Bancalari E, Jain D. Bronchopulmonary Dysplasia: 50 Years after the Original Description. Neonatology. 2019;115(4):384-391. doi:10.1159/000497422
Tracy MK, Berkelhamer SK. Bronchopulmonary Dysplasia and Pulmonary Outcomes of Prematurity. Pediatr Ann. 2019;48(4):e148-e153. doi:10.3928/19382359-20190325-03
Thebaud B, Goss KN, Laughon M, et al. Bronchopulmonary dysplasia.

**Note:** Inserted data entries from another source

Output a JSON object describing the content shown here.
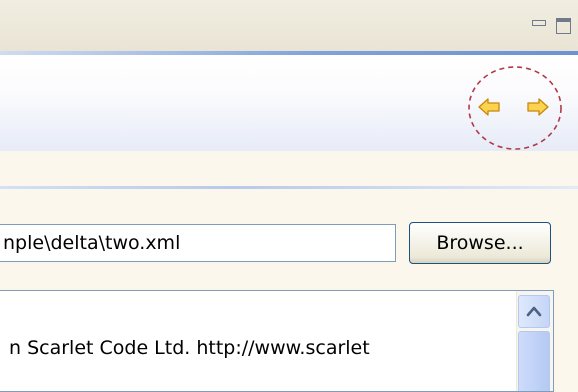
{
  "window": {
    "minimize_icon": "minimize-icon",
    "maximize_icon": "maximize-icon"
  },
  "navigation": {
    "back_icon": "arrow-left-icon",
    "forward_icon": "arrow-right-icon",
    "arrow_color": "#f2b712",
    "highlight_color": "#b23a48"
  },
  "file_input": {
    "value": "nple\\delta\\two.xml"
  },
  "browse_button": {
    "label": "Browse..."
  },
  "content": {
    "text": "n Scarlet Code Ltd.  http://www.scarlet"
  },
  "scrollbar": {
    "up_icon": "chevron-up-icon"
  }
}
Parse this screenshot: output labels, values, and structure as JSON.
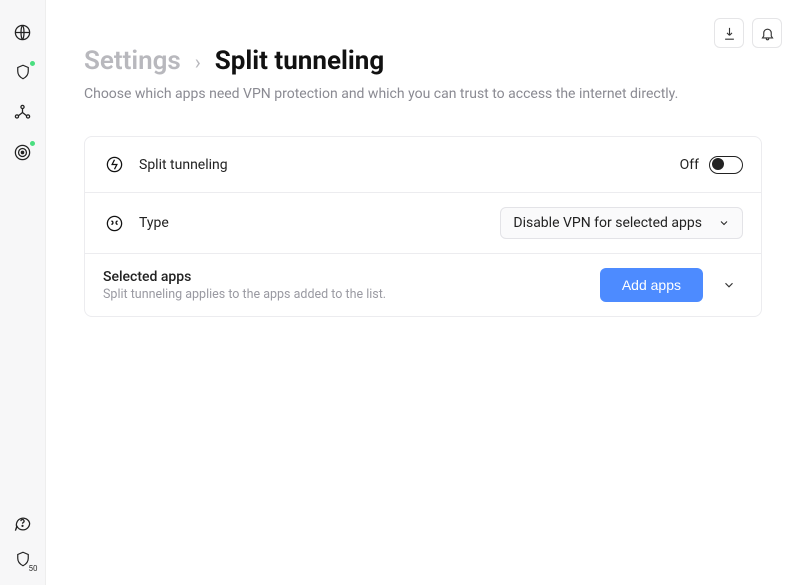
{
  "sidebar": {
    "items": [
      {
        "name": "globe-icon"
      },
      {
        "name": "shield-icon",
        "badge": true
      },
      {
        "name": "nodes-icon"
      },
      {
        "name": "radar-icon",
        "badge": true
      }
    ],
    "bottom": {
      "help": "help-icon",
      "dataShield": {
        "count": "50"
      }
    }
  },
  "topright": {
    "download": "download",
    "bell": "notifications"
  },
  "breadcrumb": {
    "parent": "Settings",
    "current": "Split tunneling"
  },
  "subtitle": "Choose which apps need VPN protection and which you can trust to access the internet directly.",
  "rows": {
    "splitTunneling": {
      "label": "Split tunneling",
      "stateLabel": "Off"
    },
    "type": {
      "label": "Type",
      "selected": "Disable VPN for selected apps"
    },
    "selectedApps": {
      "title": "Selected apps",
      "subtitle": "Split tunneling applies to the apps added to the list.",
      "button": "Add apps"
    }
  }
}
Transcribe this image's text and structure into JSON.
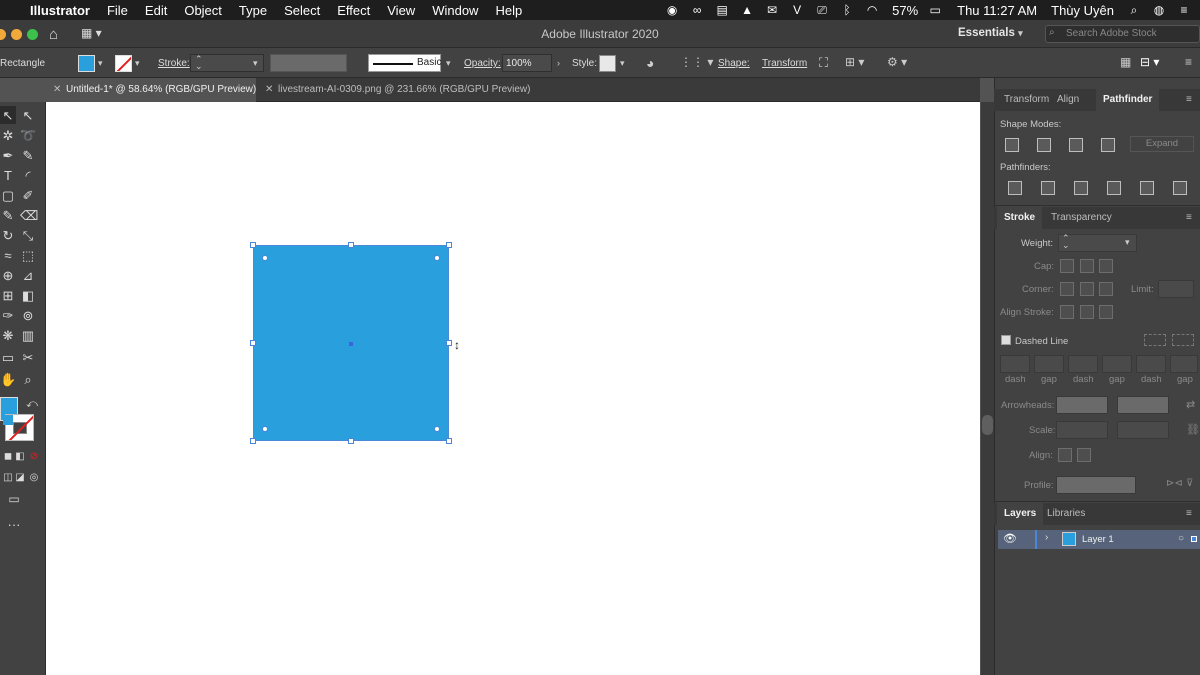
{
  "menubar": {
    "app": "Illustrator",
    "items": [
      "File",
      "Edit",
      "Object",
      "Type",
      "Select",
      "Effect",
      "View",
      "Window",
      "Help"
    ],
    "battery": "57%",
    "clock": "Thu 11:27 AM",
    "user": "Thùy Uyên"
  },
  "titlebar": {
    "title": "Adobe Illustrator 2020",
    "workspace": "Essentials",
    "search_placeholder": "Search Adobe Stock"
  },
  "controlbar": {
    "selection_label": "Rectangle",
    "stroke_label": "Stroke:",
    "brush_style": "Basic",
    "opacity_label": "Opacity:",
    "opacity_value": "100%",
    "style_label": "Style:",
    "shape_label": "Shape:",
    "transform_label": "Transform"
  },
  "tabs": [
    {
      "label": "Untitled-1* @ 58.64% (RGB/GPU Preview)",
      "active": true
    },
    {
      "label": "livestream-AI-0309.png @ 231.66% (RGB/GPU Preview)",
      "active": false
    }
  ],
  "colors": {
    "fill": "#299fde",
    "accent": "#4b87d8"
  },
  "panels": {
    "top_tabs": [
      "Transform",
      "Align",
      "Pathfinder"
    ],
    "shape_modes_label": "Shape Modes:",
    "expand_label": "Expand",
    "pathfinders_label": "Pathfinders:",
    "stroke_tabs": [
      "Stroke",
      "Transparency"
    ],
    "weight_label": "Weight:",
    "cap_label": "Cap:",
    "corner_label": "Corner:",
    "limit_label": "Limit:",
    "align_stroke_label": "Align Stroke:",
    "dashed_line_label": "Dashed Line",
    "dash_labels": [
      "dash",
      "gap",
      "dash",
      "gap",
      "dash",
      "gap"
    ],
    "arrowheads_label": "Arrowheads:",
    "scale_label": "Scale:",
    "align_label": "Align:",
    "profile_label": "Profile:",
    "layer_tabs": [
      "Layers",
      "Libraries"
    ],
    "layer_name": "Layer 1"
  }
}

Nat Rev Dis Primers. 2019;5(1):78. doi:10.1038/s41572-019-0127-7
Donna M. D’Alessandro, MD
Professor of Pediatrics, University of Iowa